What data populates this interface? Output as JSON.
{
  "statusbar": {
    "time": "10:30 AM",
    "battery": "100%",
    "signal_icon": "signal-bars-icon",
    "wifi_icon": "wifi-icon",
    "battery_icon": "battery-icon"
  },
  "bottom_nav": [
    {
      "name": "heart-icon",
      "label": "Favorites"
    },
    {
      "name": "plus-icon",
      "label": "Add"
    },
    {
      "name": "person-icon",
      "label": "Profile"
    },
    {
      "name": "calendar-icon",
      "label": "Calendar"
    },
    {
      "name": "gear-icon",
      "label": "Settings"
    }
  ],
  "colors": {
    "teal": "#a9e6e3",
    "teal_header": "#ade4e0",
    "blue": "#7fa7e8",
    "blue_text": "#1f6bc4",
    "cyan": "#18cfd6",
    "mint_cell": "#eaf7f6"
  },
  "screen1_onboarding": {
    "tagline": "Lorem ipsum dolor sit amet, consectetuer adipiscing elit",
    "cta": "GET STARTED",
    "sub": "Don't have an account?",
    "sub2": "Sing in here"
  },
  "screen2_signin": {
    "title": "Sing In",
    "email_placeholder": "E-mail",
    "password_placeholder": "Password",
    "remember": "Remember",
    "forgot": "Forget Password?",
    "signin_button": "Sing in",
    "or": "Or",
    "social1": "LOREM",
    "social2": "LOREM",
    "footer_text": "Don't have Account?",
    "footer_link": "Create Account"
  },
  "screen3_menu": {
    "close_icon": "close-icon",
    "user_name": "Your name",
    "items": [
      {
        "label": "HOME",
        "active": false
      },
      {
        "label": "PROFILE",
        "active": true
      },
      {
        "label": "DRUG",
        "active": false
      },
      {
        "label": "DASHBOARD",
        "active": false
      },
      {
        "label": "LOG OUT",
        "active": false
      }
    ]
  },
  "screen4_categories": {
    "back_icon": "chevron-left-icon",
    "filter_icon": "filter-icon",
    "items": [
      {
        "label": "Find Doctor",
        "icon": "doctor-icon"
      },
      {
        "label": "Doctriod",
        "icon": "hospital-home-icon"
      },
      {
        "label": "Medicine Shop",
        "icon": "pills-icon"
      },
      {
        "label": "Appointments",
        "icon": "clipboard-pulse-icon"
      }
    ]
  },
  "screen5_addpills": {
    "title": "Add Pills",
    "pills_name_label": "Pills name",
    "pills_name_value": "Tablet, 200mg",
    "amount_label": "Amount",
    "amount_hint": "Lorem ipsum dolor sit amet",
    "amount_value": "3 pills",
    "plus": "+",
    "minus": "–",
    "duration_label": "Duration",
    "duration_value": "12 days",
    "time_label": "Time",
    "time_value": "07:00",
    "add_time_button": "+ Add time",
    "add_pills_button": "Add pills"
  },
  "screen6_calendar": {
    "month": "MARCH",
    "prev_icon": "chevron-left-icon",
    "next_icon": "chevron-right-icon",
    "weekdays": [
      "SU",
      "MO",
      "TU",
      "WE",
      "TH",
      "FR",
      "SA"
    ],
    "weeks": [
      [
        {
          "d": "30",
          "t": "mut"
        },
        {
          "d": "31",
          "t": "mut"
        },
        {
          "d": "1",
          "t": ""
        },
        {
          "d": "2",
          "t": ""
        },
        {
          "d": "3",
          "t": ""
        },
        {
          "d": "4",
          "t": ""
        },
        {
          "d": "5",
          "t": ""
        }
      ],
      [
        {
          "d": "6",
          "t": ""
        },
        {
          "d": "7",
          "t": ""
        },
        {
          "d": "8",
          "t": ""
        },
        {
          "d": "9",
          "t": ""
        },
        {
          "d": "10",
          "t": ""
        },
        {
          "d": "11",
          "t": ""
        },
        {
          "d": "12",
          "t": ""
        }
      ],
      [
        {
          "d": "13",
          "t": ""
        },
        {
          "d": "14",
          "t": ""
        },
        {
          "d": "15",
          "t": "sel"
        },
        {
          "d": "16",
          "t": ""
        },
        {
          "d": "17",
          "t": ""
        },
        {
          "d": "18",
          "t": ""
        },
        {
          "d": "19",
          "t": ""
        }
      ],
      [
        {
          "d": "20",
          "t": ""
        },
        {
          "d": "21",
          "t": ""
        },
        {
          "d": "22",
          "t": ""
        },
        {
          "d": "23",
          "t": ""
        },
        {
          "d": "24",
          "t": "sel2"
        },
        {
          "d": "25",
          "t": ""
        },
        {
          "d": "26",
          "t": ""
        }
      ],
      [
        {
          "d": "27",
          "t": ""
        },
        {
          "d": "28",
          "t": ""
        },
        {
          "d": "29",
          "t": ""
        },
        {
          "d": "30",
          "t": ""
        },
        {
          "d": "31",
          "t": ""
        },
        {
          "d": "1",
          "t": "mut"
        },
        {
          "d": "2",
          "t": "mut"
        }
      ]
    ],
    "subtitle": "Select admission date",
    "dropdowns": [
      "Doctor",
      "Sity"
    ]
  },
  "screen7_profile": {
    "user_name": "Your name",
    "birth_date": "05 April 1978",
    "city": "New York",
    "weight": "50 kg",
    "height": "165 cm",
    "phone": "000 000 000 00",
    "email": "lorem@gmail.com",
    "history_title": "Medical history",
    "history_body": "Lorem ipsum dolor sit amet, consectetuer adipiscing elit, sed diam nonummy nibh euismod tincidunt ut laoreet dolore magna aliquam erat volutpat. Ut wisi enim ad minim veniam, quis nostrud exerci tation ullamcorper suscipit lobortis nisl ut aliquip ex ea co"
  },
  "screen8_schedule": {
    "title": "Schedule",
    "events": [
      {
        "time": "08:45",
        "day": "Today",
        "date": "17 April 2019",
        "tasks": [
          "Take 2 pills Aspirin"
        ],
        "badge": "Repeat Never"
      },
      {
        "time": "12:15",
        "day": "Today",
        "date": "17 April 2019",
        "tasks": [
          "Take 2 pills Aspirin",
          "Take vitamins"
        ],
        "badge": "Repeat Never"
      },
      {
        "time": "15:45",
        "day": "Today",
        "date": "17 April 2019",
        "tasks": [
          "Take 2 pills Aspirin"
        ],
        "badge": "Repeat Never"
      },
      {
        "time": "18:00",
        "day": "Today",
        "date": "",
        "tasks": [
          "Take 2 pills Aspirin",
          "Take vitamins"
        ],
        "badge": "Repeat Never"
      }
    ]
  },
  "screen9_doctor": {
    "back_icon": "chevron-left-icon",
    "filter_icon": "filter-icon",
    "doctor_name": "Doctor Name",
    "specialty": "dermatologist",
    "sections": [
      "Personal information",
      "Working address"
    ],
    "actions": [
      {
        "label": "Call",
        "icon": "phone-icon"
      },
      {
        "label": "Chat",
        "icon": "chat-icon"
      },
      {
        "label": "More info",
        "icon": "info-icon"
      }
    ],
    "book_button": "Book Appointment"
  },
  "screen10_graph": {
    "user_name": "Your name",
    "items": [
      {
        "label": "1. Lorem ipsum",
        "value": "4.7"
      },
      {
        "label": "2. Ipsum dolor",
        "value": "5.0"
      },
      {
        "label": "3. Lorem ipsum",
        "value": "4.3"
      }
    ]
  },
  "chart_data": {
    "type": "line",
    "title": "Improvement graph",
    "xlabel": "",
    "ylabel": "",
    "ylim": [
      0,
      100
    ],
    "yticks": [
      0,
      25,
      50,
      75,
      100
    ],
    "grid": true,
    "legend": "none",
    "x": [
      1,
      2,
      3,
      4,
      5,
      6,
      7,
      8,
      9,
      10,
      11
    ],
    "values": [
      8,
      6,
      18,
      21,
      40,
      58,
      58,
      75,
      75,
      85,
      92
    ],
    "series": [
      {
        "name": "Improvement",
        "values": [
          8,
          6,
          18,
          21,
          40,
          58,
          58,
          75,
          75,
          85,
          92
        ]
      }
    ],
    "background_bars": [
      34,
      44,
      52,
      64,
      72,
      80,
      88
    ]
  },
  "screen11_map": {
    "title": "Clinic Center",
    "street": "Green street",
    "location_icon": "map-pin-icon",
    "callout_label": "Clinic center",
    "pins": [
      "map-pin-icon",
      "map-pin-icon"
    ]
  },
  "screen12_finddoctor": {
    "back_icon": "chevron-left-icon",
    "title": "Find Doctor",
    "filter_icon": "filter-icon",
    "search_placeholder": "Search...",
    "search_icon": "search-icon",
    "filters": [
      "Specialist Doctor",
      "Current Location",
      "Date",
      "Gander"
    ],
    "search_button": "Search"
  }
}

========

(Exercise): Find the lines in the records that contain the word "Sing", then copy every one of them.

(Task solution):
    "sub2": "Sing in here"
    "title": "Sing In",
    "signin_button": "Sing in",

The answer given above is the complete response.